On 14 February 1421, Pope Martin V issued his bull "His quae pro ecclesiasticarum" which became the birth certificate of the Commissariats of the Holy Land. Six hundred years later, on 14 February 2021, the Custody of the Holy Land and the 67 Commissariats of the Holy Land will celebrate this anniversary with Eucharistic celebrations for the benefactors of the Holy Land on 15 February.
From lay procurators to Franciscan Commissaries
The term "Commissar" appears to come from the juridical terminology of the Most Serene Republic of Venice, with which the Custody had relations thanks to the trading routes between the Republic and the ancient port of Jaffa. The commissar was and is the person who is the “general curator” of the interests of an institution or of a person.

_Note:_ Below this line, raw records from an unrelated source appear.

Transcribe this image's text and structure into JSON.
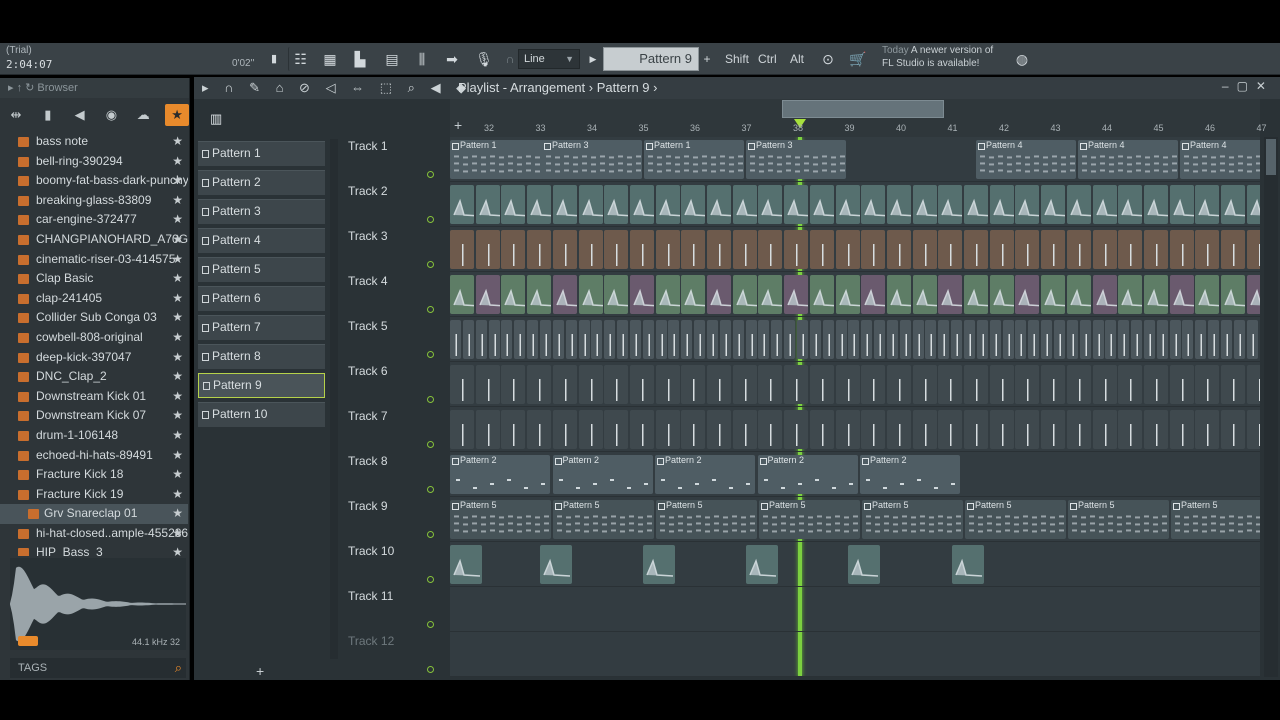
{
  "toolbar": {
    "trial_label": "(Trial)",
    "song_time": "2:04:07",
    "cpu_time": "0'02''",
    "snap_mode": "Line",
    "current_pattern": "Pattern 9",
    "mod_keys": [
      "Shift",
      "Ctrl",
      "Alt"
    ],
    "news_line1_dim": "Today",
    "news_line1": "A newer version of",
    "news_line2": "FL Studio is available!"
  },
  "browser": {
    "title": "Browser",
    "files": [
      "bass note",
      "bell-ring-390294",
      "boomy-fat-bass-dark-punchy",
      "breaking-glass-83809",
      "car-engine-372477",
      "CHANGPIANOHARD_A70GG",
      "cinematic-riser-03-414575",
      "Clap Basic",
      "clap-241405",
      "Collider Sub Conga 03",
      "cowbell-808-original",
      "deep-kick-397047",
      "DNC_Clap_2",
      "Downstream Kick 01",
      "Downstream Kick 07",
      "drum-1-106148",
      "echoed-hi-hats-89491",
      "Fracture Kick 18",
      "Fracture Kick 19",
      "Grv Snareclap 01",
      "hi-hat-closed..ample-455286",
      "HIP_Bass_3"
    ],
    "selected_index": 19,
    "sample_info": "44.1 kHz 32",
    "tags_label": "TAGS"
  },
  "playlist": {
    "title": "Playlist - Arrangement",
    "title_sep": "›",
    "current_pattern": "Pattern 9",
    "patterns": [
      "Pattern 1",
      "Pattern 2",
      "Pattern 3",
      "Pattern 4",
      "Pattern 5",
      "Pattern 6",
      "Pattern 7",
      "Pattern 8",
      "Pattern 9",
      "Pattern 10"
    ],
    "active_pattern_index": 8,
    "bar_numbers": [
      "32",
      "33",
      "34",
      "35",
      "36",
      "37",
      "38",
      "39",
      "40",
      "41",
      "42",
      "43",
      "44",
      "45",
      "46",
      "47"
    ],
    "tracks": [
      "Track 1",
      "Track 2",
      "Track 3",
      "Track 4",
      "Track 5",
      "Track 6",
      "Track 7",
      "Track 8",
      "Track 9",
      "Track 10",
      "Track 11",
      "Track 12"
    ],
    "track1_clips": [
      "Pattern 1",
      "Pattern 3",
      "Pattern 1",
      "Pattern 3",
      "Pattern 4",
      "Pattern 4",
      "Pattern 4"
    ],
    "track8_clips": [
      "Pattern 2",
      "Pattern 2",
      "Pattern 2",
      "Pattern 2",
      "Pattern 2"
    ],
    "track9_clips": [
      "Pattern 5",
      "Pattern 5",
      "Pattern 5",
      "Pattern 5",
      "Pattern 5",
      "Pattern 5",
      "Pattern 5",
      "Pattern 5"
    ],
    "playhead_bar": 37.95
  },
  "colors": {
    "accent_orange": "#e88a2c",
    "playhead_green": "#7cd040",
    "clip_teal": "#55706f",
    "clip_green": "#5e7d66",
    "clip_brown": "#6e5a4c",
    "clip_purple": "#6a5a6e",
    "clip_slate": "#4f5d64"
  },
  "icons": [
    "search-icon",
    "star-icon",
    "play-icon",
    "magnet-icon",
    "pencil-icon",
    "paint-icon",
    "delete-icon",
    "mute-icon",
    "slip-icon",
    "select-icon",
    "zoom-icon",
    "playback-icon",
    "mic-icon",
    "mixer-icon",
    "piano-roll-icon",
    "metronome-icon",
    "shop-icon",
    "globe-icon"
  ]
}
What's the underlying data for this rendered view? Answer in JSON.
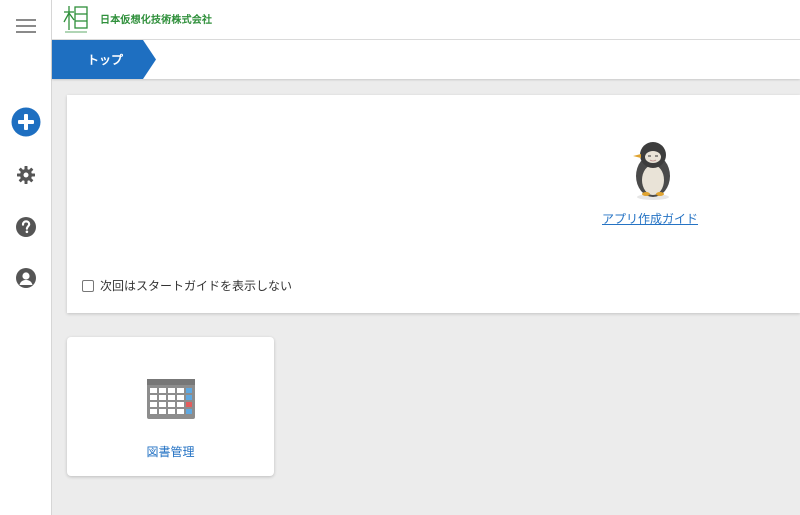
{
  "header": {
    "company_name": "日本仮想化技術株式会社",
    "logo_icon": "wood-eye-logo"
  },
  "rail": {
    "menu_icon": "hamburger-icon",
    "items": [
      {
        "icon": "plus-circle-icon"
      },
      {
        "icon": "gear-icon"
      },
      {
        "icon": "question-icon"
      },
      {
        "icon": "user-icon"
      }
    ]
  },
  "breadcrumb": {
    "items": [
      {
        "label": "トップ"
      }
    ]
  },
  "guide": {
    "link_label": "アプリ作成ガイド",
    "dont_show_label": "次回はスタートガイドを表示しない",
    "dont_show_checked": false,
    "mascot_icon": "penguin-mascot"
  },
  "apps": [
    {
      "label": "図書管理",
      "icon": "spreadsheet-icon"
    }
  ],
  "colors": {
    "accent": "#1e6fc1",
    "link": "#2573c4",
    "brand_green": "#2e8f3a",
    "rail_icon": "#555555"
  }
}
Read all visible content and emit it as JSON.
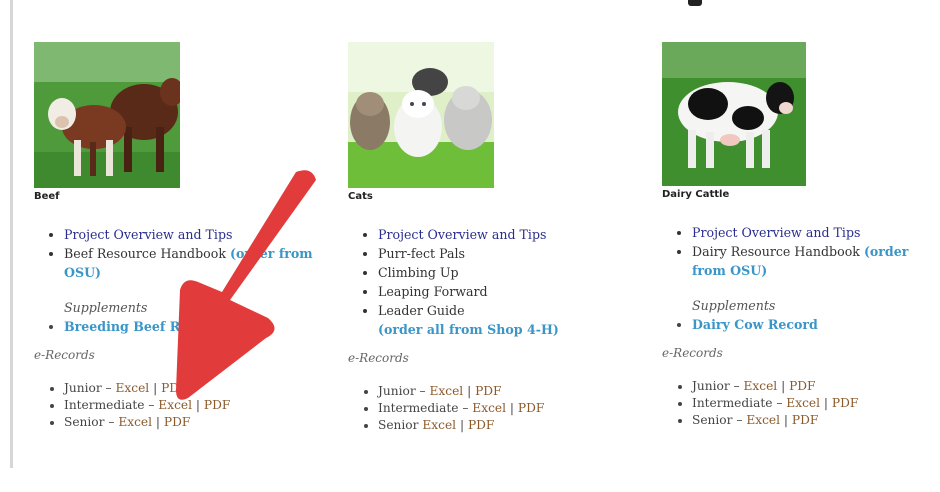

"The Commissariats were not established six hundred years ago by chance,” says Fr. Marcelo Ariel Cichinelli, the Custody’s delegate for the Commissariats of the Holy Land. "History situates their creation during a hard period for the life of the Custody when strong support was needed for the mission in the Holy Land."
Well aware that they could not be all over the world at the same time and having to live through the upheavals brought about by the Protestant reform, in which two of the central themes were alms and poverty, the Franciscans initially gave laymen the responsibility for “procuring” economic support for the Holy Land. This was how the figure of the Procurator, the forerunner of the commissar, came into being. The first layman appointed is mentioned in documents dating back to 1392, and was the merchant Ruggero Contarini, assisted by his brother, first, and then by his nephew. Close to Fr. Gerard Chauvet, who then became Custos of the Holy Land (1387/1388-1398), Contariniwas appointed "procurator for the territory of the Republic of Venice,” and corresponded intensely with Chauvet and with his successor, Fr. Jean de Rochefort.
The time had come for the Franciscan Order to officially approve the role of these laymen. This is why Pope Martin V, in a bull called "Salutare Studium", specified with reference to the Procurators of the Holy Land that the Constitutions, the apostolic ordinances, the by-laws, the customs of the Order, including any oath or apostolic confirmation whatsoever, should not be of impediment to the regular performance of this work and this was exactly what happened. Supported by the two Papal bulls, over the centuries, laymen were gradually replaced by Franciscan friars, and today all the Commissaries of the Holy Land are religiously appointed by their territorial superior, after having consulted the Custos of the Holy Land.
The spread of the Commissariats in the world
It is very difficult to identify an exact chronology of when the commissariats were established, especially the European ones which are recognized as the oldest. We know, for example, that the commissariats of Naples, Paris, and Vienna, were founded in the first half of the 17th century. Even more surprising, but which proves the international nature and the vitality of the Order of St Francis, was the work of the Kingdoms of Spain and Portugal. We owe the creation of commissariats in Mexico City, Lima, Cartagena, Quito, and Buenos Aires, at the end of the 16th century, shortly after those of Madrid and Santiago de Compostela, to the Spanish crown. The Portuguese crown, after the foundation of the commissariat of Lisbon, also supported the foundation of the Commissariats-General of Ouro Preto, Salvador de Bahia, and Rio de Janeiro. The commissaries then took on the function of "ambassadors" of the Holy Places, also organizing pilgrimages, but they also did more: they served the interests of the whole Order. For example, it was thanks to the creation of a commissariat in Paris that the Franciscans could return there after the expulsion of all the religious in 1880. The foundation of a Commissariat in the United States based in Washington DC (1882) and in Canada in Trois Rivières (1888), created by the Blessed Fr. FrédéricJanssoone, also dates back to the same period.
From the very beginning, the mission of the Commissariats has been essential: they have represented a bridge between the mission of the Holy Land and the local churches. They are natural channels, established and encouraged not only by the Franciscan Order but by the Church itself, which reasserts the importance of the support for the Holy Land with the "Collecta pro Locis Sanctis" established by Pope Leo XIII on 26 December 1887 and repeated every year on Good Friday.
Celebrating the 600 years of the Commissariats
"Despite the despondent period we are in, 600 years later the Custody wants to celebrate this institution and thank God and the Church for the creation and the support for these bodies,” emphasizes Fr. Marcelo. This goal in time has allowed the Custos of the Holy Land, Fr. Francesco Patton to promote a time of prayer for the commissaries but, even more, for the benefactors, because each one, within their possibilities, was the expression of Divine Providence.
"This celebration also lets us relaunch the figure of the Commissaries,” continues Fr. Cichinelli."We want to communicate to the world that we are not fixed in the past, but this figure has evolved, following the times and they meet regularly at the conferences of the Commissaries (the last one was held in 2018) to continue being more and more efficient in their work of animation.”